I started a new blog today and moved my tech-related posts there. That way I can keep my subject matter separate and you can read just the ones you want to read.
Anyway, go check it out!
UPDATE: Here is a list of all the posts that are now on Global Constant (in reverse chronological order):
- Political activism and open source
- Usability, the iPhone, and Fitt’s law
- Microsoft patent infringements and Linux
- Adobe’s invisible platform
- JALVWA (Just another Linux vs. Windows article)
- Vim and how to write a worm
- Religion in Second Life
- Panorama proposition
- New cameras and open source imaging software
- Xfce desktop environment
- Ubuntu Studio
- rm -rf
- Google madness
Of course it can! I have long believed religion is crucial to helping people overcome addictions and deal with the challenges of life. I read this article today on Tantalus Prime that indirectly lends support to my opinion:
If you ascribe to the dopamine theory of reward, then you should also contend that replacing drugs with something else that activates dopamine release (a chat with a loved one, taking the kids to an amusement park, strolling through an art gallery) would be essential.
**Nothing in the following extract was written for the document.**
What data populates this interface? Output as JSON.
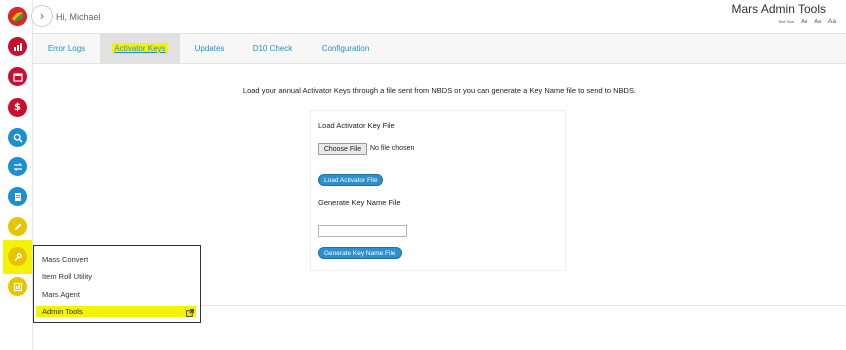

Economic opportunity, a sense of community, recreational activities and generally something more to live for than a temporary high would do more to abate drug use in this country than many of the other methods used today. Which I think goes along with Ms. Satel’s opinion that addiction needs a behavioral rather than medical solution.
Trying to reform behavior directly is often ineffective, but helping the people change their environment will have a much more lasting effect. President Boyd K. Packer has said this:
I have long believed that the study of the doctrines of the gospel will improve behavior quicker than talking about behavior will improve behavior. –Boyd K. Packer, Ensign May 1997
Another quote is fitting:
The Lord works from the inside out. The world works from the outside in. The world would take people out of the slums. Christ takes the slums out of people, and then they take themselves out of the slums. The world would mold men by changing their environment. Christ changes men, who then change their environment. The world would shape human behavior, but Christ can change human nature. –Ezra Taft Benson, Ensign July 1989